Joseph was setting the example God desired for each one of us.  If we desire to be wise and understanding, we too must show it by living a good life with deeds in humility that comes from wisdom from above.  We must be as Joseph, letting go of bitter envy and selfish ambition. Instead, we must seek and follow wisdom that comes from heaven that is pure; then peace-loving, considerate, submissive, full of mercy, able to bear good fruit, impartial and sincere. We must not be ashamed of Jesus but accept him as Joseph did, as savior.  Jesus would later say, “If anyone is ashamed of me and my words in this adulterous and sinful generation, the Son of Man will be ashamed of them when he comes in his Father’s glory with the holy angels” (Mark 8:38).

Joseph was never ashamed of Jesus.  Instead, Joseph served as guardian of Jesus.  Joseph would move his family to Egypt to avoid the plans of king Herod to murder Jesus.  Joseph would move his family back to Israel and again avoiding dangers of its rulers. Joseph would bring his family to the Temple in Jerusalem to fulfill by deed all acts of righteousness for his own son, Jesus.  Joseph would teach his son, Jesus, the trade of being a carpenter.  Joseph lived his life never ashamed of his savior, always willing to call him Yeshua bar Yosef, Jesus son of Joseph.

When Jesus reached the age of 30, the age when men would be recognized as a rabbi, a teacher, Jesus began his public ministry to reveal that he was not just Joseph’s savior, but the savior of the world.  About the same time, Joseph life in the Scriptures came to close. The time had come for Jesus to speak fully and plainly that his father was God in heaven, sent to bring the good news of salvation to all had ears to hear and eyes to see.

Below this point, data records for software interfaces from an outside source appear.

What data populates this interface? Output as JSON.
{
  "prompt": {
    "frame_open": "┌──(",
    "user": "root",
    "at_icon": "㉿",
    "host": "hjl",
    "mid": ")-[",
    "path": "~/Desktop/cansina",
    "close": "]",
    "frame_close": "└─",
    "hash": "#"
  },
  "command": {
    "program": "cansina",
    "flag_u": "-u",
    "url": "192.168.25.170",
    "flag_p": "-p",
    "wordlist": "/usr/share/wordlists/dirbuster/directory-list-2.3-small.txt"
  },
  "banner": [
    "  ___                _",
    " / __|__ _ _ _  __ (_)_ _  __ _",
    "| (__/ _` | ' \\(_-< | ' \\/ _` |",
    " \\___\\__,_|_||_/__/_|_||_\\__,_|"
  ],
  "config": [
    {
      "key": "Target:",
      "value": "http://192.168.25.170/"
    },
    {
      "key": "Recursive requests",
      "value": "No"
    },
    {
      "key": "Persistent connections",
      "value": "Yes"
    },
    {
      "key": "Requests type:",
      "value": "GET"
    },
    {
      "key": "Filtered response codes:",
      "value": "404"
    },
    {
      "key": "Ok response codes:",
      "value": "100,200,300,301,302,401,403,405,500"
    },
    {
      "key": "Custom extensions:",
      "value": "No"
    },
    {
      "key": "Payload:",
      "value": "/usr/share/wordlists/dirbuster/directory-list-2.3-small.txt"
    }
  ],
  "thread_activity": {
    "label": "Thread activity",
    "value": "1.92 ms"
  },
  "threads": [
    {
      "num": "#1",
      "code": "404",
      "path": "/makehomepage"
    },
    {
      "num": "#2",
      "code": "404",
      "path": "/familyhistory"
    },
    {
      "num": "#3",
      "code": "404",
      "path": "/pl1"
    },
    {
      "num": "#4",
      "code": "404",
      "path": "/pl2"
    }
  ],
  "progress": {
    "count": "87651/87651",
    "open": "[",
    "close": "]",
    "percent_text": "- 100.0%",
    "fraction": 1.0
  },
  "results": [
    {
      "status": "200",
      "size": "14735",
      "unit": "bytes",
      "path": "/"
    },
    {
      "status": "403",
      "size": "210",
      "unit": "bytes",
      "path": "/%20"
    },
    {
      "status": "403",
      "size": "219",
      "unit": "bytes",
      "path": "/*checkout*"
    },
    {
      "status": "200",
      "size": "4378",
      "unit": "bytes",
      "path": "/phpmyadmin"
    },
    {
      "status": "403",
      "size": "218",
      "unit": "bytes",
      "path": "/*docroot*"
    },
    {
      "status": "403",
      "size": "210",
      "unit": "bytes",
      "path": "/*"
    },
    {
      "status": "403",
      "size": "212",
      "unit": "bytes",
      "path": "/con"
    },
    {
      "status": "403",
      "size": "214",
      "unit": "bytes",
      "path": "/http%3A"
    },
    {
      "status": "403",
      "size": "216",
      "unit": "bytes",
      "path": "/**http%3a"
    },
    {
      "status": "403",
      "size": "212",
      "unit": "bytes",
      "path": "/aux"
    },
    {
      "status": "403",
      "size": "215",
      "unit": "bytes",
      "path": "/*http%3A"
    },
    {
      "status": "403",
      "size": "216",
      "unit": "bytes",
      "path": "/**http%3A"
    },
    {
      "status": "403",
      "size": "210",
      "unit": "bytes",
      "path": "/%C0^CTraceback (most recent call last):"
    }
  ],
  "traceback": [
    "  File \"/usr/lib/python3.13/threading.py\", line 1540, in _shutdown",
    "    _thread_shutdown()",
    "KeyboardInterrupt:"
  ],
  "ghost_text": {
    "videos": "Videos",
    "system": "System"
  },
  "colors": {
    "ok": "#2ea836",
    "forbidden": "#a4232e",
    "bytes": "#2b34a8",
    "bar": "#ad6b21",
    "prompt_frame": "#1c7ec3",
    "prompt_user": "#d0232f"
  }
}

For some three years, Jesus spoke of the kingdom of God, about salvation through the forgiveness of sins, about the hope, joy, faith, and life.

And when the time was right, Jesus prayed to his father in heaven with the power of the Holy Spirit, “Abba, Father, not my will but yours.”  Jesus faced the dilemma as Joseph had faced, who’s will to follow.  Shall I follow my will, or shall I follow God’s will?  Joseph prayed and followed God’s will, taking Mary home to be his wife and bearing the Son of God, the savior.  Jesus prayed and followed God’s will, taking up the cross and be the savior of all.

In a few moments, we will take up the bread and the cup.  Provisions that Joseph would have given to his son Jesus as a sign of love and given to strengthen and nourish Jesus’ body. Joseph, did you know, that Jesu would later take those simple provisions of bread and juice and change them into powerful symbols of his body and blood, signs of love to bring salvation to all who would follow him?  Joseph did you know that the love you shared with Jesus would be multiplied in Jesus hands to a love for the world? 

Let us be as Joseph, dedicated to seeking God’s wisdom, showing ourselves through deeds done in humility, and let us not be ashamed of Jesus, our savior. Let us pray.